A genetic analysis of almost 900 offenders in Finland has revealed two genes associated with violent crime. Those with the genes were 13 times more likely to have a history of repeated violent behavior. The authors of the study said that at least 5% to 10% of all violent crime in Finland could be attributed to individuals with these genotypes. The study, which involved analysis of almost 900 criminals, is the first to have looked at the genetic make-up of so many violent criminals in this way. Each criminal was given a profile based on their offenses, categorizing them into violent or non-violent. The association between genes and previous behavior was strongest for the 78 who fitted the extremely violent offender profile. This group had committed a total of 1,154 murders, manslaughters, attempted homicides or batteries. A replication group of 114 criminals had all committed at least one murder. These all carried a low-activity version of the MAOA gene, which previous research has dubbed the "warrior gene" because of its link to aggressive behavior. A deficiency of the enzyme this controls could result in "dopamine hyperactivity" especially when an individual drinks alcohol or takes drugs such as amphetamines, said Prof Tiihonen. The majority of all individuals who commit severe violent crime in Finland do so under the influence of alcohol or drugs. For now, a person's genetic information should not have any influence on conviction outcomes in criminal courts, Prof Tiihonen added. Commenting on the latest study, Dr Christopher Ferguson of Stetson University in Florida said that it added to our understanding of the factors involved in violent crime. "Studies like this really document that a large percentage of our behavior in terms of violence or aggression is influenced by our biology - our genes - and our brain anatomy. It's important to conceptualize crime and violence, where it comes from, even if we would not want to radically change the criminal justice system." The two genes associated with violent repeat offenders were the MAOA gene and a variant of cadherin 13 (CDH13). The MAOA gene codes for the enzyme monoamine oxidase A, which is important for controlling the amount of dopamine and serotonin in the brain.

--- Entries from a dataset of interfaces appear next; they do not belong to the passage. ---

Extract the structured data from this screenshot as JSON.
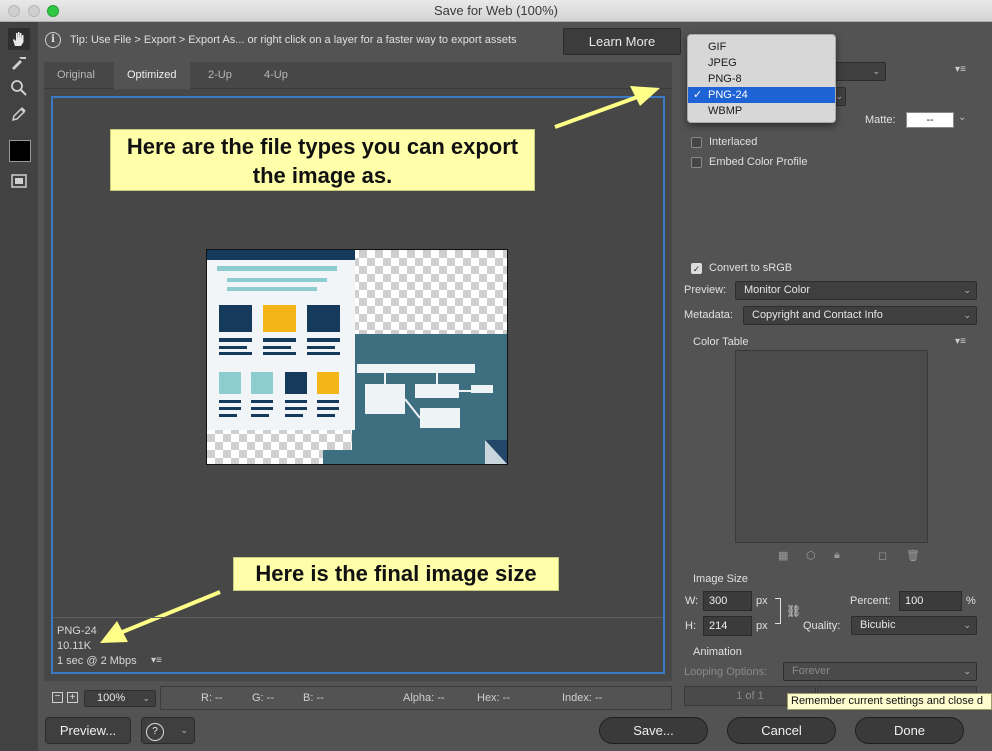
{
  "window": {
    "title": "Save for Web (100%)"
  },
  "tip": {
    "icon": "info-icon",
    "text": "Tip: Use File > Export > Export As...  or right click on a layer for a faster way to export assets",
    "learn_more": "Learn More"
  },
  "tabs": [
    "Original",
    "Optimized",
    "2-Up",
    "4-Up"
  ],
  "active_tab": "Optimized",
  "callouts": {
    "file_types": "Here are the file types you can export the image as.",
    "final_size": "Here is the final image size"
  },
  "status": {
    "format": "PNG-24",
    "size": "10.11K",
    "speed": "1 sec @ 2 Mbps"
  },
  "bottom_bar": {
    "zoom": "100%",
    "r": "R: --",
    "g": "G: --",
    "b": "B: --",
    "alpha": "Alpha: --",
    "hex": "Hex: --",
    "index": "Index: --"
  },
  "buttons": {
    "preview": "Preview...",
    "save": "Save...",
    "cancel": "Cancel",
    "done": "Done"
  },
  "format_menu": {
    "options": [
      "GIF",
      "JPEG",
      "PNG-8",
      "PNG-24",
      "WBMP"
    ],
    "selected": "PNG-24",
    "check": "✓"
  },
  "settings": {
    "matte_label": "Matte:",
    "matte_value": "--",
    "interlaced": "Interlaced",
    "embed_color_profile": "Embed Color Profile",
    "convert_srgb": "Convert to sRGB",
    "preview_label": "Preview:",
    "preview_value": "Monitor Color",
    "metadata_label": "Metadata:",
    "metadata_value": "Copyright and Contact Info",
    "color_table": "Color Table"
  },
  "image_size": {
    "header": "Image Size",
    "w_label": "W:",
    "w": "300",
    "h_label": "H:",
    "h": "214",
    "unit": "px",
    "percent_label": "Percent:",
    "percent": "100",
    "percent_unit": "%",
    "quality_label": "Quality:",
    "quality": "Bicubic"
  },
  "animation": {
    "header": "Animation",
    "looping_label": "Looping Options:",
    "looping_value": "Forever",
    "frame_counter": "1 of 1"
  },
  "tooltip": "Remember current settings and close d",
  "colors": {
    "callout_bg": "#ffffaa",
    "frame_blue": "#3c79c4",
    "menu_selected": "#1e63d6"
  }
}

CDH13 has previously been associated with substance abuse and ADHD. Those classified as non-violent offenders did not have this genetic profile.